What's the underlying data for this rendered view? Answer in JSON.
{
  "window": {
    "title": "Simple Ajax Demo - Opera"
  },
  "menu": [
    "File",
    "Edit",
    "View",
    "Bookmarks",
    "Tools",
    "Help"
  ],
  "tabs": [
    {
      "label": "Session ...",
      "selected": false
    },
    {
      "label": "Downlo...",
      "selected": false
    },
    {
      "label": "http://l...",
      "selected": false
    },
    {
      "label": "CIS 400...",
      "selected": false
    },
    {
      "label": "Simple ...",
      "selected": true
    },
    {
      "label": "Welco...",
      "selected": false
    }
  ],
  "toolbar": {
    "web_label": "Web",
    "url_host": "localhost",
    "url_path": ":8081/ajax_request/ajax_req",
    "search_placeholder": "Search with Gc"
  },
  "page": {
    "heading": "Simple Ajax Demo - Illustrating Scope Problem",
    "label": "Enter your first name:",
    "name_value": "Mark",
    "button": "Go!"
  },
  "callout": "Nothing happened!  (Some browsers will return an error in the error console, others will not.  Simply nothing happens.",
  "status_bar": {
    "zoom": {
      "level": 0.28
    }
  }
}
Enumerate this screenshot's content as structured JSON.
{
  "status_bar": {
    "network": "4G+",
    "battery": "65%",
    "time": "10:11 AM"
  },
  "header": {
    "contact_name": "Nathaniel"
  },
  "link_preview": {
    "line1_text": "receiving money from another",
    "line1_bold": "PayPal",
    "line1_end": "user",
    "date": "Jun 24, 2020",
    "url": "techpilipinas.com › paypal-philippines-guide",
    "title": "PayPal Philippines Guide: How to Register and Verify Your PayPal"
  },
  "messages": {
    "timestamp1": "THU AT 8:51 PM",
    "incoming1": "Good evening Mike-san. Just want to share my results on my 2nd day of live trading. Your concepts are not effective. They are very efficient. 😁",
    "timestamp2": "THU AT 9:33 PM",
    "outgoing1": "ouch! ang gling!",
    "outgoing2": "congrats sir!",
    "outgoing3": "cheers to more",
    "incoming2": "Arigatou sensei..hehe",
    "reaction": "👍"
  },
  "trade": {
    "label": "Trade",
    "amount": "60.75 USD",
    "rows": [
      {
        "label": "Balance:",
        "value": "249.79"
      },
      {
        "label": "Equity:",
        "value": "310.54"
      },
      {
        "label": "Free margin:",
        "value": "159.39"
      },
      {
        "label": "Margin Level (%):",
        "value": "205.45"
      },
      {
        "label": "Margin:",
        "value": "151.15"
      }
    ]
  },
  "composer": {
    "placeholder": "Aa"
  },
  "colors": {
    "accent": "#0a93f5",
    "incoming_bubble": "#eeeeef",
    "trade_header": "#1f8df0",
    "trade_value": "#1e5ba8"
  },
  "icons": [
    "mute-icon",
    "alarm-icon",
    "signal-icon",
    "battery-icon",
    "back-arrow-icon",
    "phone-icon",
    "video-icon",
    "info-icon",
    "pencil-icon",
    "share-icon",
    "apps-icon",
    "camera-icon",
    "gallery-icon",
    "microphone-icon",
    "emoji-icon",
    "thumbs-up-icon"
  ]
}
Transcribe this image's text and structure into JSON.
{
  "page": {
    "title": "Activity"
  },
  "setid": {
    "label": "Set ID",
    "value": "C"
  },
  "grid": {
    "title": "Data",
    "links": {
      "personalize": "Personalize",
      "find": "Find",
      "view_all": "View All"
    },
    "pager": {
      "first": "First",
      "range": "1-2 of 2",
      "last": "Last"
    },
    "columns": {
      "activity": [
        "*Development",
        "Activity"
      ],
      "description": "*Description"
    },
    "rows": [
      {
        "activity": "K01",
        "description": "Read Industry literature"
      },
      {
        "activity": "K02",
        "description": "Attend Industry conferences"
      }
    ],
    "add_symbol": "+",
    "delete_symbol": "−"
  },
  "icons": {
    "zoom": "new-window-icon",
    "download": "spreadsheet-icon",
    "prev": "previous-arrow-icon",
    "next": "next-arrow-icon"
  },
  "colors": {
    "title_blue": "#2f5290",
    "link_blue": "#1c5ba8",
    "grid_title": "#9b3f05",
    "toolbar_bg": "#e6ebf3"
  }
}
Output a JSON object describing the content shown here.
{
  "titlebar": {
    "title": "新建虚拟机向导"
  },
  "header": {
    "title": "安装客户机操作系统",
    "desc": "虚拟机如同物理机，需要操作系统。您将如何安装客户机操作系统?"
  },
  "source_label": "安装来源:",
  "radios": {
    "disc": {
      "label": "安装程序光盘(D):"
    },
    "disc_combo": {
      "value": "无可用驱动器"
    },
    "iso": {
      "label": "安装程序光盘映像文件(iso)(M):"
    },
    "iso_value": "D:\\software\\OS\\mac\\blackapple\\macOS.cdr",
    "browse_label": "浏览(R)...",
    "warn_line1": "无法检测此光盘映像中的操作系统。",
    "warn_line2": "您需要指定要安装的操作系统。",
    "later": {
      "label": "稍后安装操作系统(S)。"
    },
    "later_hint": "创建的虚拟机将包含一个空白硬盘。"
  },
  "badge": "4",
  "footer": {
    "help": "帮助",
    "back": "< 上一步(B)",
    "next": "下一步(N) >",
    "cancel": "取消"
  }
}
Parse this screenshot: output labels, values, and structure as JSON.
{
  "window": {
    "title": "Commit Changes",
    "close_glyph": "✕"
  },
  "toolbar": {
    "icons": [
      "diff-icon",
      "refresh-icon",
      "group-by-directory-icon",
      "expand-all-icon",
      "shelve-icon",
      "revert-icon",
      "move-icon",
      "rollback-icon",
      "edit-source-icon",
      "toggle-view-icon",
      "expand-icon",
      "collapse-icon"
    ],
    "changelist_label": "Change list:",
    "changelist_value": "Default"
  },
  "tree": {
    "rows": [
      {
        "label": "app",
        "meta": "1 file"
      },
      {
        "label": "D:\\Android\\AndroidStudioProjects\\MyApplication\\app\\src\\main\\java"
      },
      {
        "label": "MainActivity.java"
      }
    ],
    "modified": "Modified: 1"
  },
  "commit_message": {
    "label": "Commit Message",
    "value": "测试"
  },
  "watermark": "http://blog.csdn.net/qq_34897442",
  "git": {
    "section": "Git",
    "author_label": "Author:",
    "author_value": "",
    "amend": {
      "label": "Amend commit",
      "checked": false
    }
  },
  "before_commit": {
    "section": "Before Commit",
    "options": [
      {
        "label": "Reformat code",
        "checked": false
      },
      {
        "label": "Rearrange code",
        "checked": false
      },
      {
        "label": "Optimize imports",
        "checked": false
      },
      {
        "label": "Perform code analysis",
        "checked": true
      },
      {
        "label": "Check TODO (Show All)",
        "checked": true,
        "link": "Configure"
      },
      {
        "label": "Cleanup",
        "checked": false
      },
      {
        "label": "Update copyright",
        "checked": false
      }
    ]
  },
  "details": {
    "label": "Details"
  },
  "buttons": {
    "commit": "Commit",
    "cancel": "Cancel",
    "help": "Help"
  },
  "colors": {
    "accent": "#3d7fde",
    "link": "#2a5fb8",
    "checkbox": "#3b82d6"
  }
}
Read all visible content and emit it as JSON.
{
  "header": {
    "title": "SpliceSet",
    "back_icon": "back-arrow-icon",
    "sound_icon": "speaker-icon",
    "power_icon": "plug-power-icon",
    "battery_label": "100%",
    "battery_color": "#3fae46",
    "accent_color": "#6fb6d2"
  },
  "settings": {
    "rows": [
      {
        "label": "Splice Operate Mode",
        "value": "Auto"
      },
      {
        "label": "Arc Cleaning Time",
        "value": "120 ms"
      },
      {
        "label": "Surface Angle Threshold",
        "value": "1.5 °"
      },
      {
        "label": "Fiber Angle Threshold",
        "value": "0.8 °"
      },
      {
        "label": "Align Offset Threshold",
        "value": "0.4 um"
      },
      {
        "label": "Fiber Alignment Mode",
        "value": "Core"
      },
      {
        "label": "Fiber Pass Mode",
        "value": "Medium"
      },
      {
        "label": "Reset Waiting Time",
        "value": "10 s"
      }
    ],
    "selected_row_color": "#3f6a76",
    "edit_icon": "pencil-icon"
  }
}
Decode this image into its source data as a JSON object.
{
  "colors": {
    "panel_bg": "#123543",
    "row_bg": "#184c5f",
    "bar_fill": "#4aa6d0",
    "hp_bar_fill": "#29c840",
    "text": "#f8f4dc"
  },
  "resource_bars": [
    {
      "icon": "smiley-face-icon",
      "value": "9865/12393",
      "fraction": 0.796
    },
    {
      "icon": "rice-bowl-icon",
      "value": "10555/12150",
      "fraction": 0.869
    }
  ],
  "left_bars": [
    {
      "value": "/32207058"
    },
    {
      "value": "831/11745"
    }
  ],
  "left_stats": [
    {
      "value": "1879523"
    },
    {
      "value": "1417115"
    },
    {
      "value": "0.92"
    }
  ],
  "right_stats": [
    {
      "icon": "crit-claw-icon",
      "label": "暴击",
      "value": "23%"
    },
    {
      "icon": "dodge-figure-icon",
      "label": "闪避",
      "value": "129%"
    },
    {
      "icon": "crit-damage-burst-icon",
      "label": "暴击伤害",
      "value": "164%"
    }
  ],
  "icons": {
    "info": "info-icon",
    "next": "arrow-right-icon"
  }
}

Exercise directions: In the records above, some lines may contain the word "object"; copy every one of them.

Written solution:
Output a JSON object describing the content shown here.
Decode this image into its source data as a JSON object.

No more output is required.